A view of Glasgow

Strathclyde Business School Strathclyde Business School

Sustainable accounting for the future

By Matt Gorrie - Posted on 7 October 2021

As COP26 nears, accounting and finance lecturer Matt Gorrie takes a look at how sustainability and ethics fit into the teaching of these subjects.

The 2021 United Nations Climate Change Conference, or COP26 as it is known for short, is one of the biggest events to hit Glasgow in recent years. While Strathclyde has long been known for its innovations and work in renewable energy, this upcoming conference has nevertheless been focusing our minds more keenly on how sustainability fits into our current syllabus.

Our accounting course requires students to take a core module on ethics and governance. This covers not only technical aspects of company law, but also sustainability, requiring students – and their tutors – to consider the vital question of what sustainability actually means from an accounting perspective.

Early in the course, students are introduced to the primary piece of UK legislation that governs the way in which companies run: the Companies Act 2006, which requires company managers and directors to “promote the long-term success” of the companies they run. Based on this, much of the discussion in the module involves encouraging students to think about what these long-term interests entail – and this naturally leads to considerations about how a company can make itself more sustainable.

From an accounting perspective, the concept of sustainability on a basic level therefore refers to simply a company’s ability to continue over the long term. While students quickly realise that a company needs to be profitable in order to achieve long-term success, a large part of the discussion on what sustainability means is devoted to thinking about other core characteristics a company needs to demonstrate in order to achieve longevity successfully.

One significant aspect of this relates to environmental considerations: students are quick to learn that any company which relies on polluting and irreplaceable extraction of the earth’s natural resources is unlikely to face a bright long-term future. In my classes specifically, students have expressed to me their concern that, as our largest international companies become increasingly powerful, there is the looming potential for a single company to create long-term ecological damage on a global scale. Perhaps for the first time in history we are faced with a situation in which individual companies are large enough in scale to have an influence beyond that of nation states.

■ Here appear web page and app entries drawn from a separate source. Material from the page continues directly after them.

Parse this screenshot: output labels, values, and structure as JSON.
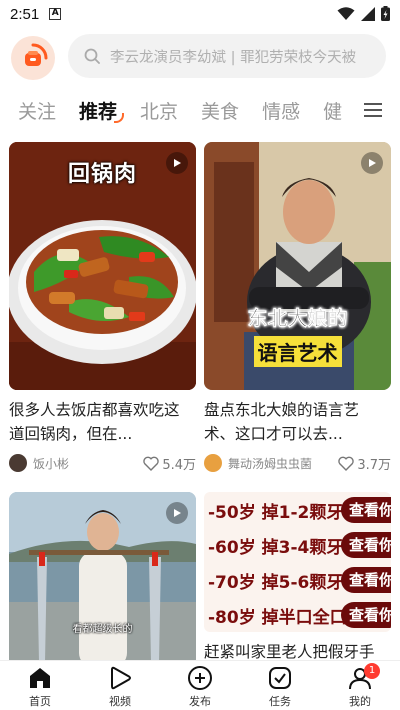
{
  "status": {
    "time": "2:51",
    "notif_letter": "A"
  },
  "search": {
    "placeholder": "李云龙演员李幼斌 | 罪犯劳荣枝今天被"
  },
  "tabs": [
    {
      "label": "关注"
    },
    {
      "label": "推荐"
    },
    {
      "label": "北京"
    },
    {
      "label": "美食"
    },
    {
      "label": "情感"
    },
    {
      "label": "健"
    }
  ],
  "feed": {
    "cards": [
      {
        "overlay": "回锅肉",
        "title": "很多人去饭店都喜欢吃这道回锅肉，但在...",
        "author": "饭小彬",
        "likes": "5.4万"
      },
      {
        "overlay_line1": "东北大娘的",
        "overlay_line2": "语言艺术",
        "title": "盘点东北大娘的语言艺术、这口才可以去...",
        "author": "舞动汤姆虫虫菌",
        "likes": "3.7万"
      },
      {
        "overlay": "看都超级长的"
      },
      {
        "rows": [
          {
            "text": "-50岁  掉1-2颗牙",
            "button": "查看你"
          },
          {
            "text": "-60岁  掉3-4颗牙",
            "button": "查看你"
          },
          {
            "text": "-70岁  掉5-6颗牙",
            "button": "查看你"
          },
          {
            "text": "-80岁  掉半口全口",
            "button": "查看你"
          }
        ],
        "title": "赶紧叫家里老人把假牙手"
      }
    ]
  },
  "nav": [
    {
      "label": "首页"
    },
    {
      "label": "视频"
    },
    {
      "label": "发布"
    },
    {
      "label": "任务"
    },
    {
      "label": "我的",
      "badge": "1"
    }
  ]
}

A further element of sustainability is that of people. The impact of Brexit and COVID in the UK over the last few months has shown us what significant impacts a lack of staff and, in particular, trained staff can have on the supply chain and economic infrastructure of a company. That is why it is vital that any company or organisation ensures it is providing opportunities to train and develop staff for the challenges the future will bring.

The question of people resources also ties in heavily to ecological and environmental sustainability. Over the coming weeks, COP26 will see world leaders, business leaders and global influencers discuss a range of technological solutions to the climate change crisis – but without engineers, designers and businesspeople being trained to actually implement these solutions, they will not be able to have the impact they hope to achieve.

That is why it is so heartening to see that Strathclyde will host the Conference of Youth in the run-up to COP26, demonstrating the university’s acknowledgement that investment in our young people is one of the cornerstones to finding a way out of the current crisis.

During my teaching of accounting ethics, it has been incredibly gratifying to see the accountants and business leaders of tomorrow grasp the concept of business sustainability. At the heart of any truly successful business remains the core idea that a business does not exist in a vacuum but both influences and is influenced by its environment. From this point of view, I truly appreciate the fact that the accountancy programme at Strathclyde gives me the space to discuss and develop these ideas with students. Ultimately, a successful accountant is one who understands the many facets of business sustainability.



Contact details

 Undergraduate admissions
 +44 (0)141 548 4114
 sbs-adviser@strath.ac.uk 

 Postgraduate admissions
 +44(0)141 553 6118 / 6119
 sbs.admissions@strath.ac.uk

Address

Strathclyde Business School
University of Strathclyde
199 Cathedral Street
Glasgow
G4 0QU

Triple accredited

AACSB, AMBA and Equis logos
Winner THE 2016 Business School of the year logo